if (x < 0) doubleprintf(("x is less than zero (value: %g)\n", x), "NEGVAL: x=%g\n", x)


I don't like this from the user interface (UI) perspective, because symmetric things should look symmetric.

What if users forget the parens entirely? It won't compile: there isn't much that you can put after printf besides an open paren that won't give you a cryptic error message. On the one hand, you get a cryptic error message; on the other, there's no way to accidentally forget the parens and ship wrong code into production.

Variadic macros were a really nice addition to the language, and are significantly safer than the raw variadic function form, which is so error-prone that it treads in security-flaw territory. Throw in a few extra parens, and you have something that really extends the utility of the form, even if it isn't the traditional C UI.

Example two: allocate and fill a data set

The apop_data_alloc macro+function takes in zero through three arguments, depending on whether you want a blank data set, a vector, a matrix, or a vector-matrix pair. The apop_data_fill macro+function takes in enough arguments to fill a matrix. I get the number of arguments from the dimensions listed in the already-allocated matrix.

Typical usage:

apop_data *d = apop_data_alloc(2,2);
apop_data_fill(d,
1, 0,
0, 1);
//or more briefly:

apop_data *d = apop_data_fill(apop_data_alloc(2,2),
1, 0,
0, 1);


It would be nice to have a macro that provides dimensions for the alloc function and data for the fill function, and we can do so using the paren trick:

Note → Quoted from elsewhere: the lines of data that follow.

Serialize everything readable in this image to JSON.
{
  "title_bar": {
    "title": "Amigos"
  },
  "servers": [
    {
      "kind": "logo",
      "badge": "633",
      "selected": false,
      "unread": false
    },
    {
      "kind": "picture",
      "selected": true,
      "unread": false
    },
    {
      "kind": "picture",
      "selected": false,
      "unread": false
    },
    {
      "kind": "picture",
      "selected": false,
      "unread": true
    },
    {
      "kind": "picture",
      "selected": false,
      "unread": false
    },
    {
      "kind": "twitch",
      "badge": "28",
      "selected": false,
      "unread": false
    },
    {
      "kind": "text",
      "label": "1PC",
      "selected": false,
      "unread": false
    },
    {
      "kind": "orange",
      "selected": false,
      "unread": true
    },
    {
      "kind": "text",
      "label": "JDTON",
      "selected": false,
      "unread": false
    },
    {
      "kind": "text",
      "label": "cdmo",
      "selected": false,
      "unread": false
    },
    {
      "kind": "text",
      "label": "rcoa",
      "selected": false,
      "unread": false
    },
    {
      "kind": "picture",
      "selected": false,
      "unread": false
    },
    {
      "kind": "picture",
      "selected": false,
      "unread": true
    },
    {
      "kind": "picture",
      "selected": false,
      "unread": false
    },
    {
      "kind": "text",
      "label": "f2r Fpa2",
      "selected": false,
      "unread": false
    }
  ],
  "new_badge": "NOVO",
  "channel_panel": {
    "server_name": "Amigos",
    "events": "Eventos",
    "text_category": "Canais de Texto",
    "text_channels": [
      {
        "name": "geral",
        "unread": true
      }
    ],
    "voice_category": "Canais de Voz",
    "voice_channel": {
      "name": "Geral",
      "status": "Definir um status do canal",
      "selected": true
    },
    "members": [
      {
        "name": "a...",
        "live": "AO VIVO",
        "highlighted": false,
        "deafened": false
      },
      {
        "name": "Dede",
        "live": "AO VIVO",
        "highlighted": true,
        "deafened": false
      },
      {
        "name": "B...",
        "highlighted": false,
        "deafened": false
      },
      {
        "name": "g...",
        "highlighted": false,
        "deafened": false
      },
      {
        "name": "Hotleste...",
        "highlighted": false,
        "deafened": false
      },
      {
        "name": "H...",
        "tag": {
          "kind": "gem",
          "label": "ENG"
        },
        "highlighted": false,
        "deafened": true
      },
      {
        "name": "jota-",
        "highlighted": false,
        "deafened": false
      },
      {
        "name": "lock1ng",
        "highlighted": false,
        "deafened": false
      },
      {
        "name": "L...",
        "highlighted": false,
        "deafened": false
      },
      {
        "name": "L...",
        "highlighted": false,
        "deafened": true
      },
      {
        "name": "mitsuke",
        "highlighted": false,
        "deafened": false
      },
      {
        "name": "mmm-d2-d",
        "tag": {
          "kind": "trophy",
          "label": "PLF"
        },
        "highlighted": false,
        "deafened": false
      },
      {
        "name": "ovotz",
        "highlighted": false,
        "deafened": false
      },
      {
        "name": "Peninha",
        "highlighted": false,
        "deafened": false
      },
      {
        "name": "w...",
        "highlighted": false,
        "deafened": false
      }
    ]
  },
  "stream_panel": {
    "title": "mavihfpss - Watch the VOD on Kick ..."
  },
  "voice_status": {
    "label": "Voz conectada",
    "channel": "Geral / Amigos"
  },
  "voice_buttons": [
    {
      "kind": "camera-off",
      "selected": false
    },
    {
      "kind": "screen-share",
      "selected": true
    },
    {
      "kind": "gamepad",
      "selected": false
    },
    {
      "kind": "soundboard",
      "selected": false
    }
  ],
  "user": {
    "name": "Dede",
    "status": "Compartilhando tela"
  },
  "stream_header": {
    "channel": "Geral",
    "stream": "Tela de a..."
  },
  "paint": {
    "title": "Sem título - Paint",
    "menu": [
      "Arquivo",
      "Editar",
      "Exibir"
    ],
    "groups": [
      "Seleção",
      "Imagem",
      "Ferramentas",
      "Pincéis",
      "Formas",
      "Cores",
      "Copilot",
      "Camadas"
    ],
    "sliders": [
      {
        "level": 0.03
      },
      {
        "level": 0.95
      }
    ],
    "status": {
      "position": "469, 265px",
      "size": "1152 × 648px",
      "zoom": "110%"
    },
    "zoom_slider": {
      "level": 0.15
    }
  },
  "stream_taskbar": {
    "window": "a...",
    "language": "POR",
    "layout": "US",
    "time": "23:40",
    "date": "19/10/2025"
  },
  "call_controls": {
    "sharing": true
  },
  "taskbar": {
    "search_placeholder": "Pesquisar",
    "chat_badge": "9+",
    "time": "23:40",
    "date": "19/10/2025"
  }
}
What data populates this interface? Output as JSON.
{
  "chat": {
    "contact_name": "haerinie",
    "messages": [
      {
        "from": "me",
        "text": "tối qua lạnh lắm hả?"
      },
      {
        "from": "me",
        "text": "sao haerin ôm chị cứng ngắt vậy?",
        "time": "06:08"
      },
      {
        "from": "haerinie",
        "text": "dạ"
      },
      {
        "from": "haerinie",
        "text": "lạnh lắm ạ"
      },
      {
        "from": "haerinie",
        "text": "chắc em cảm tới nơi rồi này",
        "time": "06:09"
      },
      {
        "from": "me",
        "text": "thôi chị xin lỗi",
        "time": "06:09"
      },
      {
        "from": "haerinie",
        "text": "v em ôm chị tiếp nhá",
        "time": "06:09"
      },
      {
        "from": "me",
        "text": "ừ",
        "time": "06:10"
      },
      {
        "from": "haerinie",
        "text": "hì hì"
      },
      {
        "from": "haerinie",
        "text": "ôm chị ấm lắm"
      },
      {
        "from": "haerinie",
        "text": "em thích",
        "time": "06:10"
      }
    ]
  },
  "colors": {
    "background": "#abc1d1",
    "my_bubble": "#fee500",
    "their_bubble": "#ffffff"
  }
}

#define alloc_fill(dims, ... ) apop_data_fill(apop_data_alloc dims, __VA_ARGS__);

apop_data *d = alloc_fill((2,2),
1, 0,
0, 1);


Given that it is not uncommon to have little fixed-contents vectors and matrices all over a program, having a simplified UI for creating them can really improve the flow.

Example 3: a times table

This final example will generate a product table: given two lists $R$ and $C$, each cell $(i, j)$ will hold the product $R_i\cdot C_j$.


#include <gsl/gsl_matrix.h>
#include <math.h>
#include <apop.h> //just for apop_matrix_print

#define make_a_list(...) (double[]){__VA_ARGS__, NAN}

#define matrix_cross(list1, list2) matrix_cross_base(make_a_list list1, make_a_list list2)

gsl_matrix *matrix_cross_base(double *list1, double *list2){
int count1 = 0, count2 = 0;
while(!isnan(list1[count1])) count1++;
while(!isnan(list2[count2])) count2++;
if (!count1 || !count2) return NULL;

gsl_matrix *out = gsl_matrix_alloc(count1, count2);
for (int i=0; i< count1; i++)
for (int j=0; j< count2; j++)
gsl_matrix_set(out, i, j, list1[i]*list2[j]);
return out;
}

int main(){
gsl_matrix *m = matrix_cross((1,2,4,8), (5, 11, 15));
apop_matrix_print(m);

printf("\n\n");
apop_matrix_print( matrix_cross((17, 19, 23), (1,2,3,5,7,11,13)) );

//create and fill a column vector
printf("\n\n");
apop_matrix_print( matrix_cross((1,2,3,5,7,11,13), (1)) );
}


Next time, more about the apop_data struct, and a whole lot of data manipulation functions.